Segment Open

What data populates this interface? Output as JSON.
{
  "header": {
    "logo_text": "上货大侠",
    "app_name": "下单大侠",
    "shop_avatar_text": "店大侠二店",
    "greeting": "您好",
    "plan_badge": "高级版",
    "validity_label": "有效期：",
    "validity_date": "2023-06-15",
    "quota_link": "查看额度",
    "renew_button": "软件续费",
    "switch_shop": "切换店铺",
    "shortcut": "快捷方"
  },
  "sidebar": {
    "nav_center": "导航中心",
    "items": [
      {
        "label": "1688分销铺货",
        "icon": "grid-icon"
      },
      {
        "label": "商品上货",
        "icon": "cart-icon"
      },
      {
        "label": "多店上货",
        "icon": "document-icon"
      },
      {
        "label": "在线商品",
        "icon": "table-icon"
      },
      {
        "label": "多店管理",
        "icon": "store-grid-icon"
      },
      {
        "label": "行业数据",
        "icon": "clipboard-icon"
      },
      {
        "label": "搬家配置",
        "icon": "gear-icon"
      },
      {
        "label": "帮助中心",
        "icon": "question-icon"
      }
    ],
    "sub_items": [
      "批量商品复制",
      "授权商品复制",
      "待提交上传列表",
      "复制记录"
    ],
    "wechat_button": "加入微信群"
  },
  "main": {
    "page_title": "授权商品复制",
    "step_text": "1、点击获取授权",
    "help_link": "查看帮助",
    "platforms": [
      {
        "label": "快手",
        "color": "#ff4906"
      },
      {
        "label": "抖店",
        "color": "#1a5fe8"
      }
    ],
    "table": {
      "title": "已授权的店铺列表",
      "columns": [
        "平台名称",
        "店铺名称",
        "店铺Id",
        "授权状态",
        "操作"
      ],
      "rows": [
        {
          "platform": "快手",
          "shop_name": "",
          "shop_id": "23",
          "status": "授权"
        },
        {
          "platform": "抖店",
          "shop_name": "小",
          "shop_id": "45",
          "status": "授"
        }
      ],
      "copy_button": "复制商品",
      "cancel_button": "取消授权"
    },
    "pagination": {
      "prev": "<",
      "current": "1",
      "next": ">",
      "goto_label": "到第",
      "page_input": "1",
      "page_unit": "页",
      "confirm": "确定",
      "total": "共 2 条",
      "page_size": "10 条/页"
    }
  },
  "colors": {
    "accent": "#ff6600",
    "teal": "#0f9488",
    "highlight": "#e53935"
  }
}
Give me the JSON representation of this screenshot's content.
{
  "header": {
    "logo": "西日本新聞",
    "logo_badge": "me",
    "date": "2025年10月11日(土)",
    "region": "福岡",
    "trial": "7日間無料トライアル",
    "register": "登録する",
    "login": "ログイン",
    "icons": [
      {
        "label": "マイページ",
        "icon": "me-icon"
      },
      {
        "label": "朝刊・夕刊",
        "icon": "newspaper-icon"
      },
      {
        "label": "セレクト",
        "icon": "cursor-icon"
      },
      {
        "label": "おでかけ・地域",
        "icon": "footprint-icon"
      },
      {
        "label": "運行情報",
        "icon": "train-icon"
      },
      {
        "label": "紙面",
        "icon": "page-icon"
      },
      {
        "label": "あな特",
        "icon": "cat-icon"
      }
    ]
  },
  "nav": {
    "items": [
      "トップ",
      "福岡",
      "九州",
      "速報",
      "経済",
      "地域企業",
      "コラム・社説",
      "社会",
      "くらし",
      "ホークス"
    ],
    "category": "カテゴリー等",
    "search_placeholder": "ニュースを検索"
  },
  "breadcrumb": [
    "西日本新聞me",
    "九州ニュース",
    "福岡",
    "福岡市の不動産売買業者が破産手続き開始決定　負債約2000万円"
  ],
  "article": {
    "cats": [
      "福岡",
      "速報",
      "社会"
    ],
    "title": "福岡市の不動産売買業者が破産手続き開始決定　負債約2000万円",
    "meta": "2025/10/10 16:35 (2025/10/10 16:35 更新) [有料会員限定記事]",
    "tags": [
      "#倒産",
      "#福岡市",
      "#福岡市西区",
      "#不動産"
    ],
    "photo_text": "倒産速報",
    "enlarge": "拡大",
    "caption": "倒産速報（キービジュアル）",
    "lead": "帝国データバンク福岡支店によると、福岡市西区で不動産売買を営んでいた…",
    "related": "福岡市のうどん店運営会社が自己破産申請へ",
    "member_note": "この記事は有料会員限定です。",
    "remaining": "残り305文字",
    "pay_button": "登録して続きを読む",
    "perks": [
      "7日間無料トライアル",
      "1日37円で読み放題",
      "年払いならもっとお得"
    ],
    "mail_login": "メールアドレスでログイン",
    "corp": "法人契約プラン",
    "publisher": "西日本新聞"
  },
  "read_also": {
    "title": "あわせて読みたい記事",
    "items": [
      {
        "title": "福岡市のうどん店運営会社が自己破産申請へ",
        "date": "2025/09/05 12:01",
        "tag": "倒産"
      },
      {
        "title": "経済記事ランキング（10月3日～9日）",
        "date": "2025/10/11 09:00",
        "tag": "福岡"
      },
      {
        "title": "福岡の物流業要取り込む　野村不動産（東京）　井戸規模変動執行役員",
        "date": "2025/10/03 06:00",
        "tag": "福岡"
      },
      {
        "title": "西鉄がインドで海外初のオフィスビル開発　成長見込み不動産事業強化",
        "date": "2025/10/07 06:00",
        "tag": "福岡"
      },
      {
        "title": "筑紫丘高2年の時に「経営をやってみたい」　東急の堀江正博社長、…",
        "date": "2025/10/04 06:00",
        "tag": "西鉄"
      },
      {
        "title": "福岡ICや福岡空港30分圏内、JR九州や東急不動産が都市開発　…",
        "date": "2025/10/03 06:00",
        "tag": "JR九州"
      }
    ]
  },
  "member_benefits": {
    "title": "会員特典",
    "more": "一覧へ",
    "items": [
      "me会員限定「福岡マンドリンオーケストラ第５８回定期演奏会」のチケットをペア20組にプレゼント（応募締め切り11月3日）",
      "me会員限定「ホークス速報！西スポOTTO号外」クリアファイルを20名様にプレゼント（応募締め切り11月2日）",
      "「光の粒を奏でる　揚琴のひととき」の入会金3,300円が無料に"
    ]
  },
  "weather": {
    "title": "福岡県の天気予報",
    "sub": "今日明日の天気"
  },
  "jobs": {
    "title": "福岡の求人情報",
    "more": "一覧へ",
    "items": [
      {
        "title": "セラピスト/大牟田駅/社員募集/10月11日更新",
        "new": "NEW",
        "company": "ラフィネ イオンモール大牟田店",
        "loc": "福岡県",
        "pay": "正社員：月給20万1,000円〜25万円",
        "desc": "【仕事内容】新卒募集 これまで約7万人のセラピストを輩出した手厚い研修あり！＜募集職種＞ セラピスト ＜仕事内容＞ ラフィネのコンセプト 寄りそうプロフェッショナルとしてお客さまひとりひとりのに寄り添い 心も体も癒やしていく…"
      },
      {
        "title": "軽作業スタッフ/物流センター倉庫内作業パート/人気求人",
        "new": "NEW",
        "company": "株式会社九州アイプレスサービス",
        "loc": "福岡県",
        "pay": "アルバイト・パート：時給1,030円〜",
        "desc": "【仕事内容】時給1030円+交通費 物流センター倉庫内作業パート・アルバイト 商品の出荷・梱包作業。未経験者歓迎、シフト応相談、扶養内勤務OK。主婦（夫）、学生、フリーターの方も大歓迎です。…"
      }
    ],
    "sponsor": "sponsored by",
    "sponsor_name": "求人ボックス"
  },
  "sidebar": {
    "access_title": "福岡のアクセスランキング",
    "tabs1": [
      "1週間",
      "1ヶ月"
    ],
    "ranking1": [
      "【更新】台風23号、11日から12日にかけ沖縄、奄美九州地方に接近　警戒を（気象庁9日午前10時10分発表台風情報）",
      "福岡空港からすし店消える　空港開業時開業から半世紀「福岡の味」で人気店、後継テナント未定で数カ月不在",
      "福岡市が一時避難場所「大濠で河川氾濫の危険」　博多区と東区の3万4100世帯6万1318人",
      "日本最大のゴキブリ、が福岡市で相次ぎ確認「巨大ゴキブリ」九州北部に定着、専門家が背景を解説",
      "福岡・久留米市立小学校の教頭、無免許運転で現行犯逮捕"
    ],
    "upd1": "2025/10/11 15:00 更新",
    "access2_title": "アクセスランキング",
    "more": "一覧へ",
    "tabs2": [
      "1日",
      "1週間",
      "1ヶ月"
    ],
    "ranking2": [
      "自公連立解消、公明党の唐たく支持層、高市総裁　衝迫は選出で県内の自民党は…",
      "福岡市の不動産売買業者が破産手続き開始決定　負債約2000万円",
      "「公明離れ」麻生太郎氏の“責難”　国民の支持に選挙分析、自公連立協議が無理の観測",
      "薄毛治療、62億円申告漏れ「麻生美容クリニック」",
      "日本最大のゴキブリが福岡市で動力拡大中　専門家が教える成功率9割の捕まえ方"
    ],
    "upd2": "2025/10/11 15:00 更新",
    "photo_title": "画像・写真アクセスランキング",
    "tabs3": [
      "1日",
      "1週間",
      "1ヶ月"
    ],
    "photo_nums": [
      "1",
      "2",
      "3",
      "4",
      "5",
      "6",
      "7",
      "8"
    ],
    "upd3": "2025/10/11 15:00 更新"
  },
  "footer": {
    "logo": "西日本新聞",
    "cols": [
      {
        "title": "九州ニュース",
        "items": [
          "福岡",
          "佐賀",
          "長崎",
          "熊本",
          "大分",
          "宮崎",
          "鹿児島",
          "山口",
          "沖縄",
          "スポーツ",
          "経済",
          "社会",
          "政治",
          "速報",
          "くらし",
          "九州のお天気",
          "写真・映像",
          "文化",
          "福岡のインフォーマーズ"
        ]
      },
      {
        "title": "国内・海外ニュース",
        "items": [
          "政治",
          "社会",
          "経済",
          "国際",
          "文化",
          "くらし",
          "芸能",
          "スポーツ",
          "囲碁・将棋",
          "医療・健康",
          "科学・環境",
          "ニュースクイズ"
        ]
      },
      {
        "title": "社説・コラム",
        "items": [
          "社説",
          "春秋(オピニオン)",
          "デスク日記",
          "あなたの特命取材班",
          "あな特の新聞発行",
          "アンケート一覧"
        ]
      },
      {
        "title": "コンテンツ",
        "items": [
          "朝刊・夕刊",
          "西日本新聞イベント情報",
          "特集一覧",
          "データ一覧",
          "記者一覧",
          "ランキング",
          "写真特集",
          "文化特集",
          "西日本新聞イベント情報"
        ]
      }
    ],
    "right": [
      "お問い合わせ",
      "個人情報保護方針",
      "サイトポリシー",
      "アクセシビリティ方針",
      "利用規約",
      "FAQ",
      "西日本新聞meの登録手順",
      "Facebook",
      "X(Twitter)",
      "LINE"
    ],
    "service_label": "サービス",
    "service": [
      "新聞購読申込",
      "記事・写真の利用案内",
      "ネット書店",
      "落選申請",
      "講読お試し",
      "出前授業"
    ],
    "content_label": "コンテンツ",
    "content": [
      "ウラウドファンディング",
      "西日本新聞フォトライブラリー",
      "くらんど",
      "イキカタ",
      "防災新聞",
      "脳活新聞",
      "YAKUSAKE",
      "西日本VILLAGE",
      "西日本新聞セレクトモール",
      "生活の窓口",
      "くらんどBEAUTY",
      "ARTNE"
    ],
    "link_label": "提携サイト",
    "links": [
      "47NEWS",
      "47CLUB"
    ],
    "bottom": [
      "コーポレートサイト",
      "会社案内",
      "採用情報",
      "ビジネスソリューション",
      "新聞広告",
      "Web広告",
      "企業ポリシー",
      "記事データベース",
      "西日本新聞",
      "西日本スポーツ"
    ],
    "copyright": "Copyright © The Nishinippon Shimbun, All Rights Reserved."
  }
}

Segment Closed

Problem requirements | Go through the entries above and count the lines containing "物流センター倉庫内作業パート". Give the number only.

Solution | 2